1) Rabbinic Power Generally
Some will point out, rightly, that we have much to fear from unchecked rabbinic power, especially given the current state of affairs. I don't disagree. That being said, this is a religious problem, and the rabbis of former generations would have been creative, bold, and solved the problem in just this kind of way. There are plenty of natural limits on rabbinic power. For one, the community won't accept a universal decree easily if at all (most would think the idea impossible in the current climate). Secondly, the notion of getting prominent scholars and a wide breadth of Rabbis and legal decisors to agree to new legislation is nearly impossible to fathom in today's divided world. That's why I'm imploring my rabbinic colleagues defy cynicism and do the impossible.

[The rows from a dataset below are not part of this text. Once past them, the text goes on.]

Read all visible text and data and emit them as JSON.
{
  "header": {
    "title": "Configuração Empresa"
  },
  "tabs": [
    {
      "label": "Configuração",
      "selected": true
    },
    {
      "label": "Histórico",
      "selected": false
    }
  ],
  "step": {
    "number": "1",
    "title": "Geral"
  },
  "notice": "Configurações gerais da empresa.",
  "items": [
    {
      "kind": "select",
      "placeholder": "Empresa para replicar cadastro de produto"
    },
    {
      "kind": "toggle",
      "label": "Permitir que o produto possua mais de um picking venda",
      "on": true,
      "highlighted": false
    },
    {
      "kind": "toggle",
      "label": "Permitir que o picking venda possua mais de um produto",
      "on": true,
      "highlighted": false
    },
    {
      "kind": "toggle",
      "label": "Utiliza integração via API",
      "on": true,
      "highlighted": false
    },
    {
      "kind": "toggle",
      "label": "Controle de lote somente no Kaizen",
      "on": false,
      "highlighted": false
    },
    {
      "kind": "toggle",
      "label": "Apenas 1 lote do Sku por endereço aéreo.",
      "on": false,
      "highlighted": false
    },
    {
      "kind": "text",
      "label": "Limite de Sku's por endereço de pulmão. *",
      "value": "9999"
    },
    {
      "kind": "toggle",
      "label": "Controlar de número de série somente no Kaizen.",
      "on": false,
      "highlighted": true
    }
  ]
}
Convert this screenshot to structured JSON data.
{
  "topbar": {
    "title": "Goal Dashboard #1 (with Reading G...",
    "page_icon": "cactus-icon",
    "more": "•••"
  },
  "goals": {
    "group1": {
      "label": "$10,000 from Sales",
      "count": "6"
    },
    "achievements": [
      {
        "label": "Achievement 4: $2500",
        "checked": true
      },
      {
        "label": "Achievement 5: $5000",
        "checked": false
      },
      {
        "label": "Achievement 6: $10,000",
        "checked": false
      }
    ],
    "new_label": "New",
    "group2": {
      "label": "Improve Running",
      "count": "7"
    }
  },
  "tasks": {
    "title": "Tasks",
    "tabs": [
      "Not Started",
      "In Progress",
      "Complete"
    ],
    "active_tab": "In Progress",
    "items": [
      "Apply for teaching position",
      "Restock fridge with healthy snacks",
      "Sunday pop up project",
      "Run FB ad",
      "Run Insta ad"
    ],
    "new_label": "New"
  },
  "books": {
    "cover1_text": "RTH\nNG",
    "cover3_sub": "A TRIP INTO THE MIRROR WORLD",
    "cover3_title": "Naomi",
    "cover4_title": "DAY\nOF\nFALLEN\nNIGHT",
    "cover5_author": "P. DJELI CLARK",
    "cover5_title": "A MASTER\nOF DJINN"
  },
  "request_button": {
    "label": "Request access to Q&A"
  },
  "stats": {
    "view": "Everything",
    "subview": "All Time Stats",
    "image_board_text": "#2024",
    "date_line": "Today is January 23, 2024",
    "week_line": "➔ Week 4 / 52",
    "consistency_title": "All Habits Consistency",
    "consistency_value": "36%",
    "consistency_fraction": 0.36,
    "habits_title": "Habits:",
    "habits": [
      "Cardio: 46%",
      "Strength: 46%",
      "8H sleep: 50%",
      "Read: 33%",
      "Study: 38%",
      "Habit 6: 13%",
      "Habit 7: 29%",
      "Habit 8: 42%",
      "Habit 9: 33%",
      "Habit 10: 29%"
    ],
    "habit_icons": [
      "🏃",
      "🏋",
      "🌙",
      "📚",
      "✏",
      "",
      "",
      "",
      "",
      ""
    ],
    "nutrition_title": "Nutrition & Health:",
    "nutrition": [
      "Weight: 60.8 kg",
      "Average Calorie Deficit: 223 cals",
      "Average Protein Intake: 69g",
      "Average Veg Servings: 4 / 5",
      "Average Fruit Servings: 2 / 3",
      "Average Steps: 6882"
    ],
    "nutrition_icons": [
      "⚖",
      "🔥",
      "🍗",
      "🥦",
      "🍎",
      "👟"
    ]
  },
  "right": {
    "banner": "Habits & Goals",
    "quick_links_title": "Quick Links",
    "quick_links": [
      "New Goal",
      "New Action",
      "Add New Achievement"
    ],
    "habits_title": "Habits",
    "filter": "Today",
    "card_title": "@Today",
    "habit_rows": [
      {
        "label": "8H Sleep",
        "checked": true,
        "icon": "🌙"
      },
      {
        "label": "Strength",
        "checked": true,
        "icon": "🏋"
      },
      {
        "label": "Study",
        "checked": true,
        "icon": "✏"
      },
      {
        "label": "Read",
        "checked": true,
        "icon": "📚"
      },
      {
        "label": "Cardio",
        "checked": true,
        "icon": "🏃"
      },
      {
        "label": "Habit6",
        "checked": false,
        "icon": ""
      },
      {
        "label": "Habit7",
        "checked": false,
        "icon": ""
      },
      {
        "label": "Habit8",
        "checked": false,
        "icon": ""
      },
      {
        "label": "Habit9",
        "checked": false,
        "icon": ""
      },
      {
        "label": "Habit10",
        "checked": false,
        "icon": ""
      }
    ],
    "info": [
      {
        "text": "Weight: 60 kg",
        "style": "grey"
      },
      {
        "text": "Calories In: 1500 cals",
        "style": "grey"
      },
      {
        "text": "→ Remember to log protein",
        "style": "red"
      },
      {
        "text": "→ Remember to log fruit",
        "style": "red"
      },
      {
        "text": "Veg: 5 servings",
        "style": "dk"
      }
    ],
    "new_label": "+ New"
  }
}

2) Halachic Analysis
Rabbi Schwartz's ruling was a current Jewish law ruling. I haven't heard his reasoning, but am sure he's judged and ruled correctly. Many others will agree, but it's possible that some, especially in Israel, will not. I'd like to explore and examine the legal aspects of retroactively invalidating conversions and the status of sinful judges (whose prior sins were exposed after the fact), but even engaging in this analysis is problematic for converts given the immense and dramatic practical implications of the law. What I'm proposing is, in some sense, unrelated to that type of analysis.
3) Restoring the glory of Torah
It's been a tough road for organized religion, or organized anything for that matter (see Congress of the United States). Cynicism is high, popularity is absent, and there's a broad consensus that self-interest, partisan politics, money, and power prevent the right thing from happening always. Friends, we can actually begin to change that action through bold moves consistent with our mesorah (tradition). When I was studying in RIETS, Rabbi Hershel Schachter, a venerated Rosh Yeshiva and one of the community's brilliant sages and Talmudic scholars would often repeat some version of the following thoughts:
Why is it that the chachamim are allowed to make new decrees? After all, the Torah is perfect, meaning perfectly balanced between stringency and leniency, as expressed in the mitzvot that we shouldn't add or subtract, and in the Rambam's notion of shevil hazahav, the golden mean, etc. The sages understood inherently that they were empowered to create fences or obligations to protect the observance of commandments and ideals, positive and negative, that were in the Torah. They weren't making new rules, but insuring that the Torah was properly followed.
Well, it's the same situation for us today. The Torah's command to "love the convert" and proscription, "don't oppress the convert," are concomitantly and systematically endangered. This is precisely the unique kind of situation where Rabbis need to bond together to protect the righteous values and commands of our holy Torah. A gezeirah is the perfect way to do it, and would help to mend wounds and restore faith in the Torah and religious leadership. That's the real tikkun to this kind of thing, and I hope people will take my simple but bizarre suggestion seriously. Frankly, it's the traditional rabbinic answer and long overdue.
I'm also going to ask for allies from across the Orthodox rabbinic spectrum to join together in this fight, and lobby for its acceptance. It's our responsibility to solve the problem structurally and not rest. As we said so many times on Sukkot, Please God, save us! When I first became more observant, my grandfather z''l reminded me that God likes to help those who help themselves first. I'm going to do my best to follow his advice.
P.S. If you're willing to sign on, let me know!